Cancer caused some 9.6 million deaths around the world in 2018, according to the latest factsheet from the World Health Organisation (WHO)1. Sadly, a lot of these deaths could probably have been prevented had the symptoms been spotted earlier. “Many cancers have a high chance of cure if diagnosed early and treated adequately,” the WHO said in the same document.
Yet despite big advances in life-saving cancer screening techniques, a growing number of Britons fail to take advantage of their NHS screening appointments. Cervical cancer mortality rates, for example, have plunged by up to 70% since the NHS screening programme was introduced in 1988. However, take up of cervical screening has fallen over the last 10 years and was at a 19-year low in 2017, according to a report by Public Health England2.
NHS cancer screening
The NHS currently offers screening programmes for bowel, breast and cervical cancer. These programmes are targeted at those considered most at risk. Breast cancer screening, for example, is generally offered to women aged between 50 and 70, while bowel cancer screening is routinely offered to men and women aged between 60 and 74 (or 50 and 74 in Scotland).
In England, another type of bowel screening called Bowel Scope, which can detect abnormal changes before they become cancerous, is also starting to be offered to people at age 55. And screening for other cancers may become available as new testing techniques emerge.
“At the moment, there isn’t enough evidence to say that screening for any type of cancer other than breast, bowel, and cervical cancer would be a good idea,” the NHS said on its website. “But researchers are always looking for new tests, and there are some types of cancer where research into screening is growing, for example, lung and ovarian cancers.”
Better screening technology
Screening techniques under trial at the moment include biomarker bodily fluid tests that can signal the onset of various cancers, and CT scans that can detect lung cancer in older or ex- smokers.

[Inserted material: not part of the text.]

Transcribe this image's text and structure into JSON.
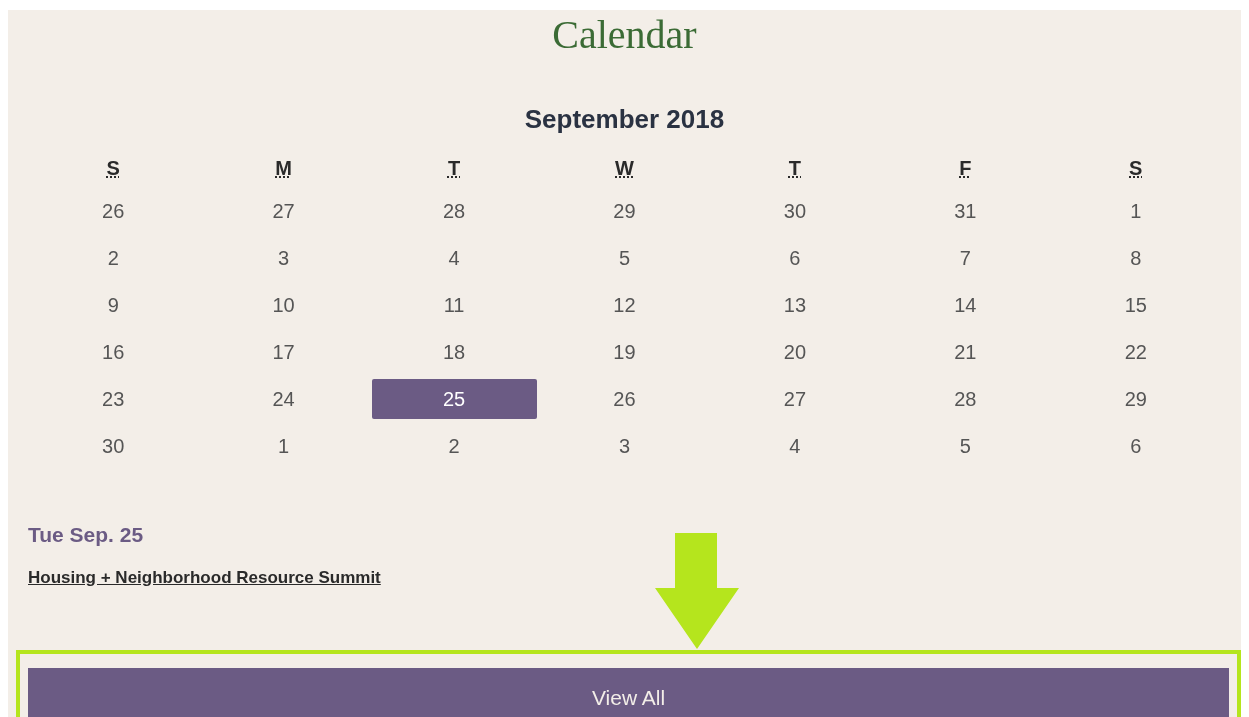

Genetic and genomic screening is also a popular area of research that has yielded a number of advances, including a genetic test that looks for breast and ovarian cancer indicators in the BRCA1 and BRCA2 genes.
At the sharpest end of the cancer-screening field, researchers are also working on a blood test that looks for fragments of so-called circulating tumour DNA (ctDNA). Discovered inadvertently during trials of a blood test designed to detect genetic abnormalities in unborn babies, ctDNA is sloughed off by cancer cells and could allow doctors to detect multiple types of cancer via a simple blood test and before symptoms appear.
The insurer’s role
Screening technology is not the only weapon we can use to battle cancer. According to the WHO, around a third of deaths from cancer are caused by five behavioural risks1.
· High body mass index
· Low fruit and vegetable intake
· Lack of physical activity
· Tobacco use
· Alcohol use
The WHO1 said: “Between 30–50% of cancers can currently be prevented by avoiding risk factors and implementing existing evidence-based prevention strategies.”
So, insurers can play a part in the fight against cancer by encouraging members to make healthy lifestyle changes such as improving their diet, or doing more exercise.
By offering access to the latest screening techniques, they can also give people a better chance of surviving any cancer they have or are likely to develop.
Such benefits used to be the preserve of high-level executives. But that is changing. VitalityHealth, for example, recently began offering discounts on targeted cancer screenings designed to evaluate an individual’s risk of breast, cervical and bowel cancer as standard.
“Twenty years ago, screening programmes were only for senior executives in large companies,” said Stuart Scullion, Executive Chairman of The Association of Medical Insurers and Intermediaries.
“Today, insurers offer health screening programmes that can form a cost-effective part of managing your health and are available to everyone.”
30/08/19 This article’s view is based on the law, practices and conditions as at the day of publication. While we have made every effort to ensure they are accurate, we accept no responsibility for our interpretation or any future changes. | VH O 0131